Data for this exercise
□ □ □ □

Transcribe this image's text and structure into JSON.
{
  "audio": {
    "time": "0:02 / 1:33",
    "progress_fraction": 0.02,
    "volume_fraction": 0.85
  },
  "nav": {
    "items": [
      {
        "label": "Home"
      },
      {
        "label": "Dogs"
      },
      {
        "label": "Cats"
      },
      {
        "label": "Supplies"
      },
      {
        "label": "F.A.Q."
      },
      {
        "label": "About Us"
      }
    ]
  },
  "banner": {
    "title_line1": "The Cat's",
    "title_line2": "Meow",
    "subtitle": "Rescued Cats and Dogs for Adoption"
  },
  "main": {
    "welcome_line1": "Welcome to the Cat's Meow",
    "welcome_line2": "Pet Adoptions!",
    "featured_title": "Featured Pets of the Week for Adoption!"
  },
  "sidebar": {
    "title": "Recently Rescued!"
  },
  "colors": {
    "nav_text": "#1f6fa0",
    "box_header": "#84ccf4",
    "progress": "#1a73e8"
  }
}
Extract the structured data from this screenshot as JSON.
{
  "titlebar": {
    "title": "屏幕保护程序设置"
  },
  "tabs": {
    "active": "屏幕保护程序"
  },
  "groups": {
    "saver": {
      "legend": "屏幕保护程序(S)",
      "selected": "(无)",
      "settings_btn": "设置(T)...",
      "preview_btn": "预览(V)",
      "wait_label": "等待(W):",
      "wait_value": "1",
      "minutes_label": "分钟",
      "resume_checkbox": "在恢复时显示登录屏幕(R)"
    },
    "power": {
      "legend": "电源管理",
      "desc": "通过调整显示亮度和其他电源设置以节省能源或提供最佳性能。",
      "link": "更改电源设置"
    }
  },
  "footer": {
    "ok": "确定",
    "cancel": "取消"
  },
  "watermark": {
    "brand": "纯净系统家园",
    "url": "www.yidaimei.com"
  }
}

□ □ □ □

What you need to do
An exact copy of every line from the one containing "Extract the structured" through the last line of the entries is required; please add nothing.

Your solution
Extract the structured data from this screenshot as JSON.
{
  "titlebar": {
    "title": "屏幕保护程序设置"
  },
  "tabs": {
    "active": "屏幕保护程序"
  },
  "groups": {
    "saver": {
      "legend": "屏幕保护程序(S)",
      "selected": "(无)",
      "settings_btn": "设置(T)...",
      "preview_btn": "预览(V)",
      "wait_label": "等待(W):",
      "wait_value": "1",
      "minutes_label": "分钟",
      "resume_checkbox": "在恢复时显示登录屏幕(R)"
    },
    "power": {
      "legend": "电源管理",
      "desc": "通过调整显示亮度和其他电源设置以节省能源或提供最佳性能。",
      "link": "更改电源设置"
    }
  },
  "footer": {
    "ok": "确定",
    "cancel": "取消"
  },
  "watermark": {
    "brand": "纯净系统家园",
    "url": "www.yidaimei.com"
  }
}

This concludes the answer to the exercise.